Shi Yinhong, an international relations professor at Renmin University in Beijing, sees the articulated positions of both sides as their stated positions, and he thinks they would not go beyond them. That is, China will not attempt a military takeover of Taiwan, and the US would not be sending its military to defend Taiwan. He says, “Unless by accident, I am sure neither side would intentionally take military action that could lead to a majority risk.”

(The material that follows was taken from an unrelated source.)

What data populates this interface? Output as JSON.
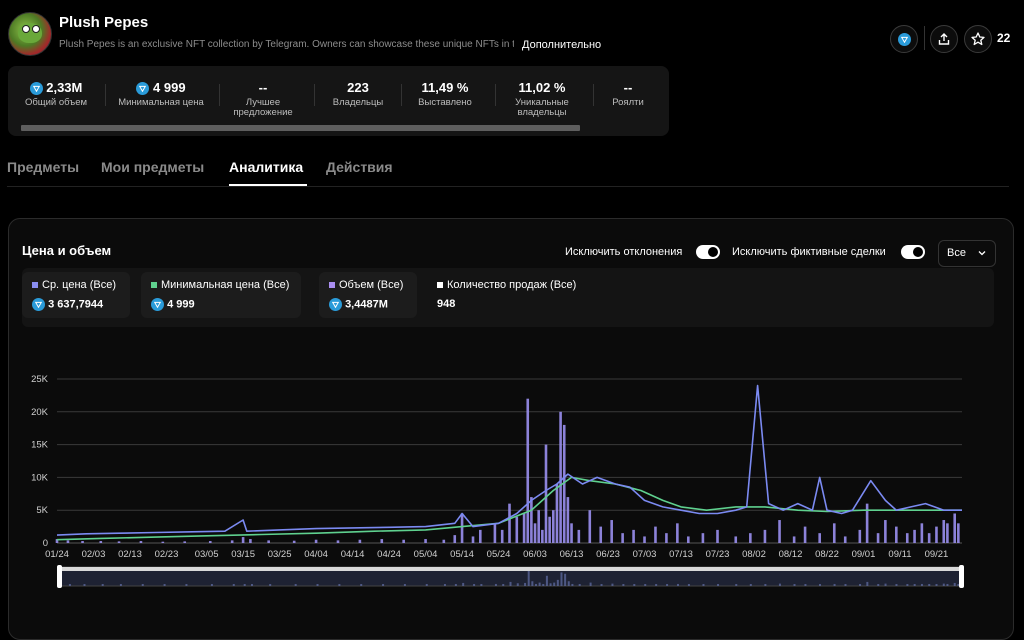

Meanwhile, when Pelosi and her delegation reached Singapore on their first stop, Singapore President Lee Hsien Loong emphasized on Monday the importance of stable US-China relations for the region. For Singapore and other countries in the south-Asian region, China is an important neighbour in economic terms, though these countries look to the US in terms of military protection. American military presence serves as a guarantee against the Chinese, though it is quite unlikely whether China is ever going to use its military force to make a point. A clash between China and the US puts the south-east Asian countries as well as South Korea and Japan in a dilemma. China is a big market for all the countries in east Asia, and Chinese investment is also crucial for Singapore, Malaysia and even South Korea. Though China would want to treat Taiwan as a province of China, Taiwan has built its own international trade relations in its capacity as a sovereign state. And Taiwanese role in China’s economic boom has been crucial.
So, it will be difficult to cut off Taiwan from the rest of the world. It would be unfair then for China to impose conditions on Taiwan and prevent other countries which have ties with Taiwan from visiting the place. The American condition that if the Taiwanese voluntarily merge with China, then there would be no dispute. Of course, Beijing believes it has a right over Taiwan even if the Taiwanese disagree.